═════ Listed records

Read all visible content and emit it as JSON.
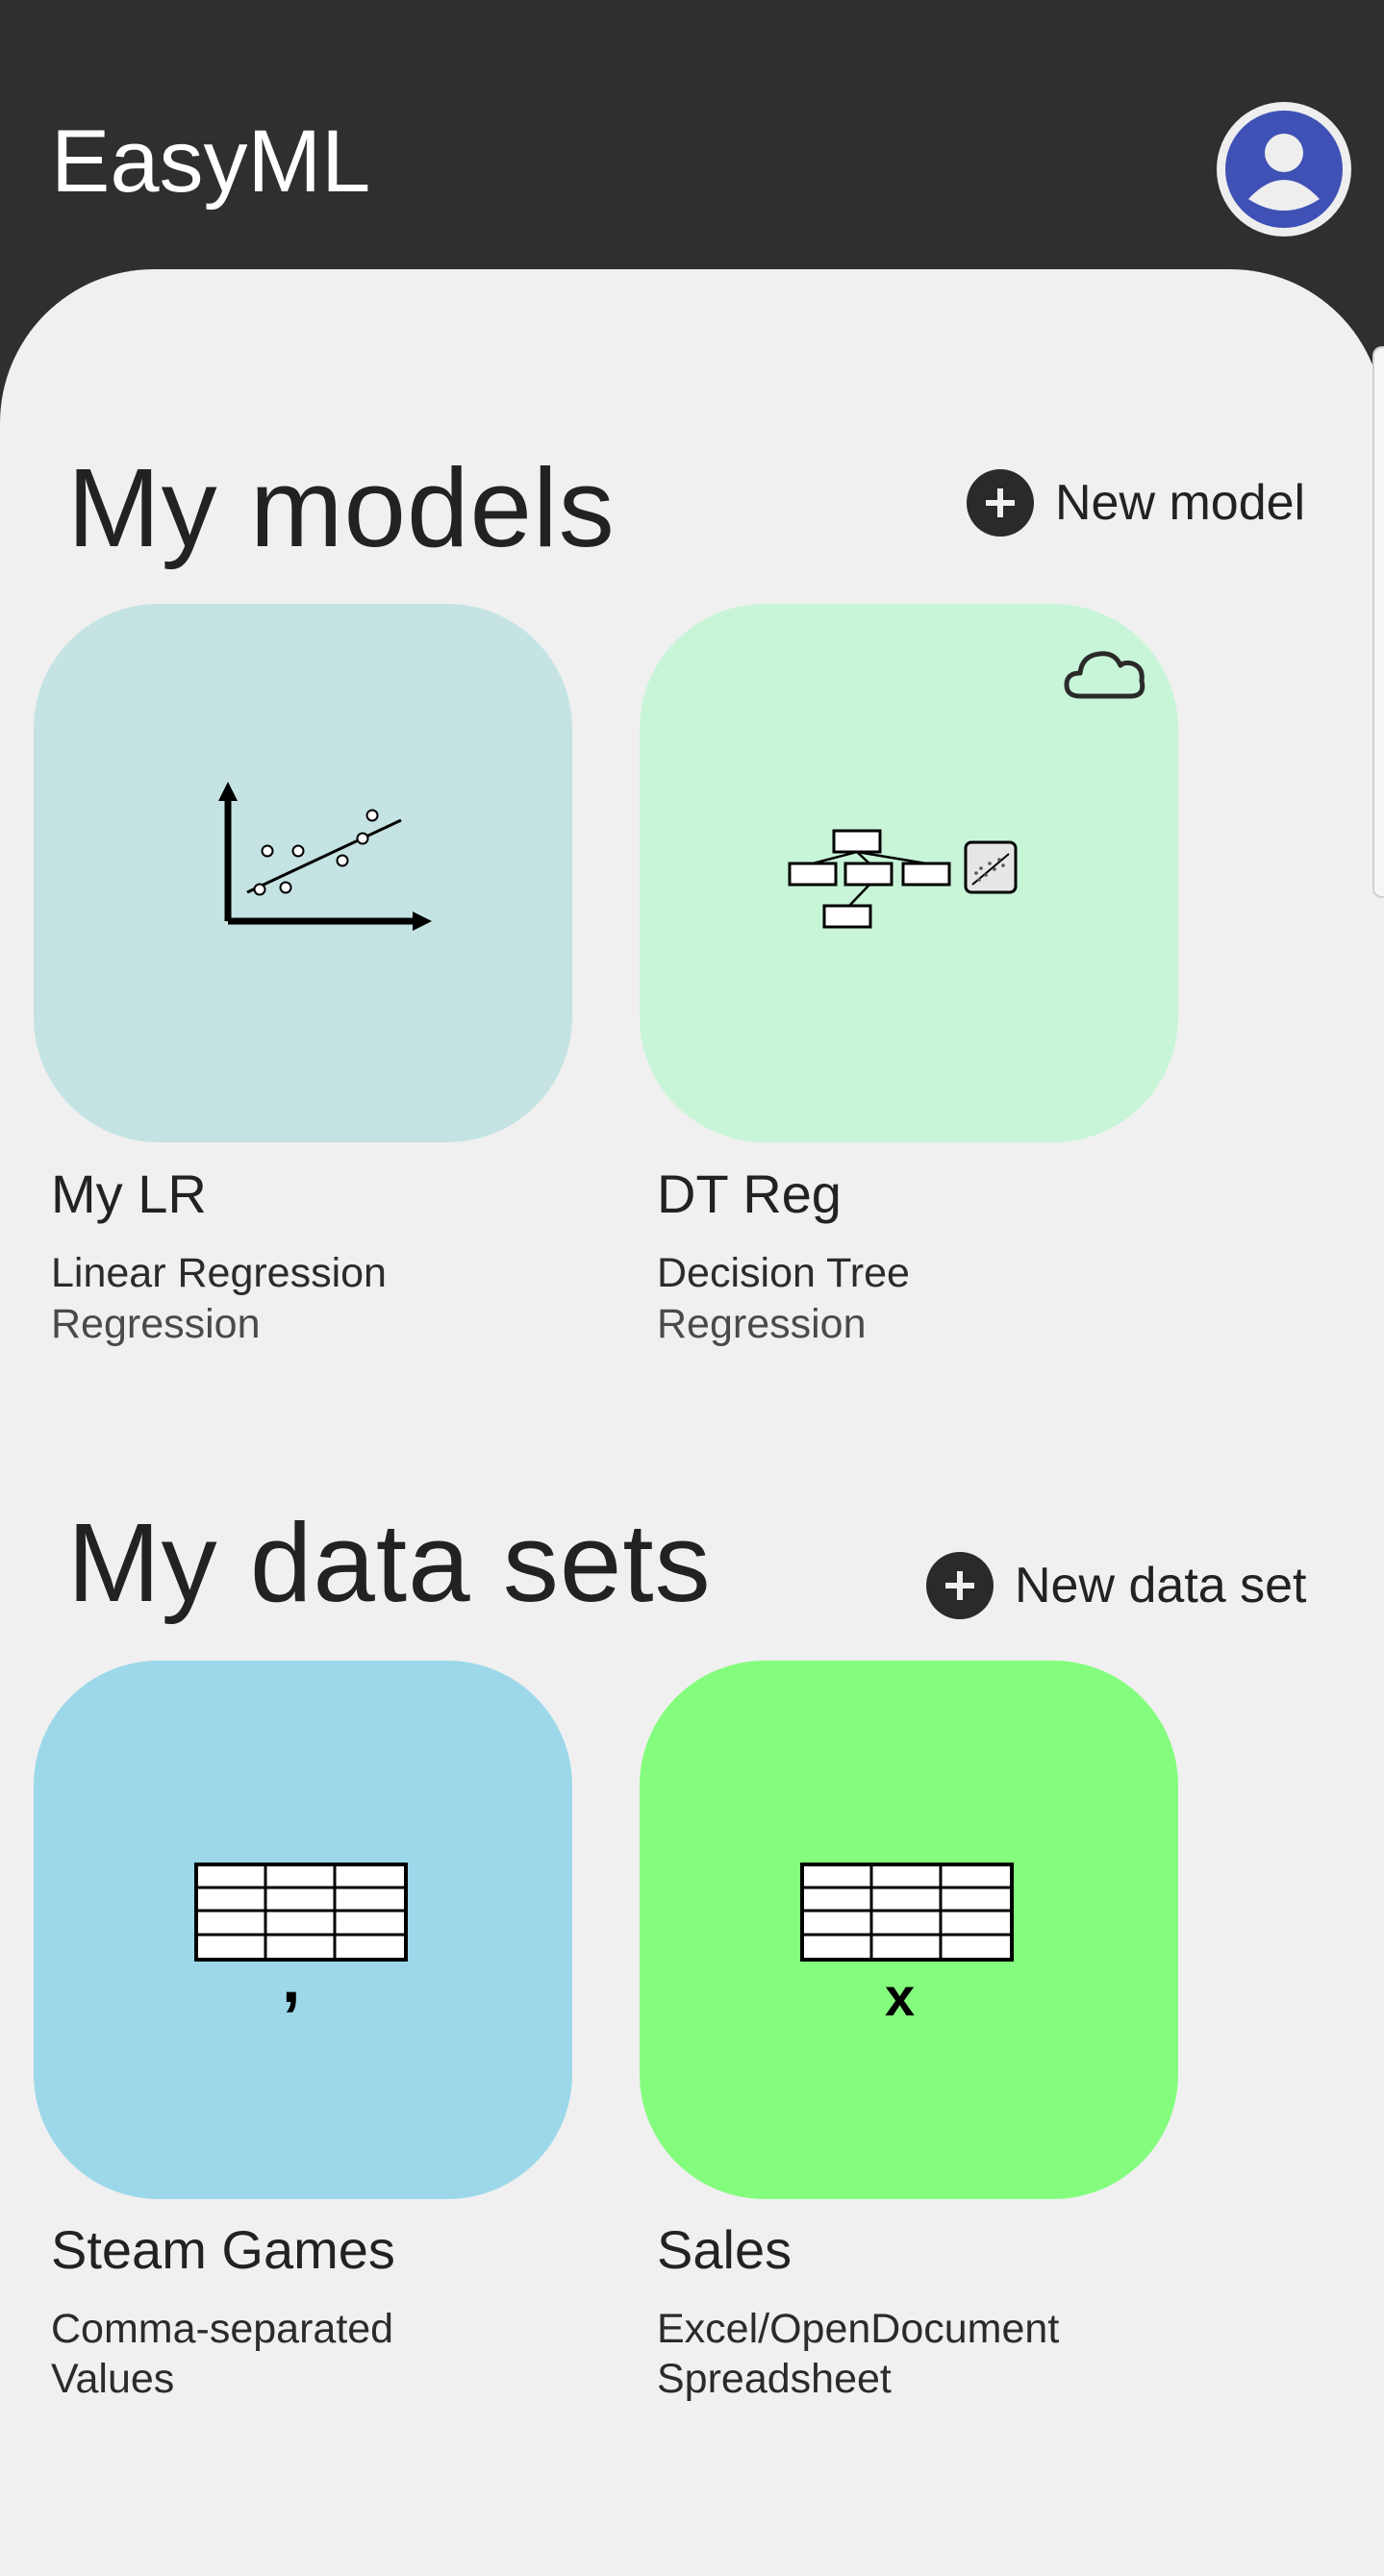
{
  "app": {
    "title": "EasyML",
    "avatar_icon": "account-circle-icon"
  },
  "colors": {
    "app_bar": "#2f2f2f",
    "background": "#f0f0f0",
    "avatar": "#3f51b5",
    "card_lr": "#c5e3e3",
    "card_dt": "#c8f5d8",
    "card_steam": "#9cd8ea",
    "card_sales": "#84fd7e"
  },
  "models": {
    "title": "My models",
    "new_label": "New model",
    "items": [
      {
        "name": "My LR",
        "algorithm": "Linear Regression",
        "task": "Regression",
        "icon": "scatter-plot-icon"
      },
      {
        "name": "DT Reg",
        "algorithm": "Decision Tree",
        "task": "Regression",
        "icon": "decision-tree-icon",
        "badge_icon": "cloud-icon"
      }
    ]
  },
  "datasets": {
    "title": "My data sets",
    "new_label": "New data set",
    "items": [
      {
        "name": "Steam Games",
        "format": "Comma-separated Values",
        "glyph": ",",
        "icon": "table-icon"
      },
      {
        "name": "Sales",
        "format": "Excel/OpenDocument Spreadsheet",
        "glyph": "x",
        "icon": "table-icon"
      }
    ]
  }
}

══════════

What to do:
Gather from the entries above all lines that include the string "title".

Output for this exercise:
    "title": "EasyML",
    "title": "My models",
    "title": "My data sets",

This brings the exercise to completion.